Citing PatentFiling datePublication dateApplicantTitle
US4432924 *Apr 9, 1982Feb 21, 1984Lion CorporationProcess for producing an electrically conductive monofilament
US4446299 *Jun 6, 1983May 1, 1984Davy Mckee AktienegesellschaftMelt spinning of synthetic fibers
US4504545 *Sep 8, 1982Mar 12, 1985Toyo Boseki Kabushiki KaishaPolyamide fibers having improved properties and their production
US4701377 *Feb 20, 1986Oct 20, 1987Toyo Boseki Kabushiki KaishaPolyamide fibers having improved properties, and their production
US4973657 *Aug 28, 1985Nov 27, 1990Hoechst AktiengesellschaftHigh-strength polyester yarn and process for its preparation
US4983448 *Jun 7, 1988Jan 8, 1991Basf CorporationPolyamide filaments having improved properties and method of preparation
US5076773 *Nov 28, 1989Dec 31, 1991Filteco S.P.A.Apparatus for producing thermoplastic yarns
US5783127 *Jul 19, 1996Jul 21, 1998Barmag AgMethod for spinning a synthetic yarn
US6012912 *Feb 17, 1998Jan 11, 2000Barmag AgApparatus for spinning a synthetic yarn
US6051175 *Sep 2, 1994Apr 18, 2000Polymer Processing Research Inst., Ltd.Process for producing filament and filament assembly composed of thermotropic liquid crystal polymer
US20070063377 *Jun 19, 2006Mar 22, 2007Tapijtfabriek H. Desseaux N.V.Method for the manufacture of monofilaments, as well as an artificial field
US20140265008 *Mar 14, 2014Sep 18, 2014Shimano American Corp.Heated liquid tapered line production device and method
U.S. Classification264/103, 264/210.8

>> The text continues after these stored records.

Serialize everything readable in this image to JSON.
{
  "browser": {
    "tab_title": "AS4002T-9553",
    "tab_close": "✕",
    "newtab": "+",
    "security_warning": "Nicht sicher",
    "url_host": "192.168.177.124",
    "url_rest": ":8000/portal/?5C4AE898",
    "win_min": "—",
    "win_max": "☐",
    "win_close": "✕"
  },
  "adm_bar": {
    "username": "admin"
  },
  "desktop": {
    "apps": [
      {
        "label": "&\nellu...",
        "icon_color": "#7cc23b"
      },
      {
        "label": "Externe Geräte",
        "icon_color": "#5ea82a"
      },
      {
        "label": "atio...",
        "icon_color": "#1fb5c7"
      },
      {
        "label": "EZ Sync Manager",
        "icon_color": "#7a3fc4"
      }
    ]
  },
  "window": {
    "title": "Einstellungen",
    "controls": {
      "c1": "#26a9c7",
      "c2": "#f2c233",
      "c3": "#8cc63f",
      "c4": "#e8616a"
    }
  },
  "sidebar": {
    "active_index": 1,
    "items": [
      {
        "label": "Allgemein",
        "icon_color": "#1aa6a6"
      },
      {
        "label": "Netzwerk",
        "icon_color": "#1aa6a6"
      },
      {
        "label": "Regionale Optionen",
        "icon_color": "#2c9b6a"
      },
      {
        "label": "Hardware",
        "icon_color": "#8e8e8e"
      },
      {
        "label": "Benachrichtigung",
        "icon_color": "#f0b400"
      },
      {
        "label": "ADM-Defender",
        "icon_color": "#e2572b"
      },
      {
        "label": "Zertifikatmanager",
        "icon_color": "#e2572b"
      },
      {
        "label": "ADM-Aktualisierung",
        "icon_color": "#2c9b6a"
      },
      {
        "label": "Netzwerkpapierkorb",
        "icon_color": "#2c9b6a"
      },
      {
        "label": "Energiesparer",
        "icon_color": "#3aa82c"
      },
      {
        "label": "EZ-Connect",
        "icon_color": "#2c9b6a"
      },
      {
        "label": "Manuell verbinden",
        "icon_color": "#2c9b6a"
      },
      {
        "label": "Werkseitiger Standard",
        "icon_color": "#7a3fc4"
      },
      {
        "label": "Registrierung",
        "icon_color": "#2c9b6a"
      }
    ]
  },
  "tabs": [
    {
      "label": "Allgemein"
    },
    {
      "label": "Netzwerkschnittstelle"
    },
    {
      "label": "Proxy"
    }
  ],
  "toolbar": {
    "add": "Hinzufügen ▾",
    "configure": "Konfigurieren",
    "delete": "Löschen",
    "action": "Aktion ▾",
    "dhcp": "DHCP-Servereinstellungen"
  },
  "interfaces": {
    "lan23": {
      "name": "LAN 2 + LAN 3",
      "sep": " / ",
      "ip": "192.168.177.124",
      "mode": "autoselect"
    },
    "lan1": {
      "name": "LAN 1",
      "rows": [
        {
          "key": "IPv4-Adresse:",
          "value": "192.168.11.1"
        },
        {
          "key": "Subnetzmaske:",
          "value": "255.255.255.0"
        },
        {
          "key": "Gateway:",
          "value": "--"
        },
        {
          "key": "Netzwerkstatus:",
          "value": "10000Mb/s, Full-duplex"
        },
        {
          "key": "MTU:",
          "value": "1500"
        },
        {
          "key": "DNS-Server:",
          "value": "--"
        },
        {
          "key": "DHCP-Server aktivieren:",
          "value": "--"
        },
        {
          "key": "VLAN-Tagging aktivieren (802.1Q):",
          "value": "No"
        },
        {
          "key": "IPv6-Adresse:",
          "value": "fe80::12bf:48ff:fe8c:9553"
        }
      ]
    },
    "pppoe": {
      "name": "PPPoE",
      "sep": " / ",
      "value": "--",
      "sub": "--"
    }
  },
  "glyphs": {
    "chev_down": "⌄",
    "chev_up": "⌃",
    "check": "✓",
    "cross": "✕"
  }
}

International ClassificationD02J1/22, D01D7/00, D01D5/16
Cooperative ClassificationD02J1/22, D01D5/16
European ClassificationD02J1/22, D01D5/16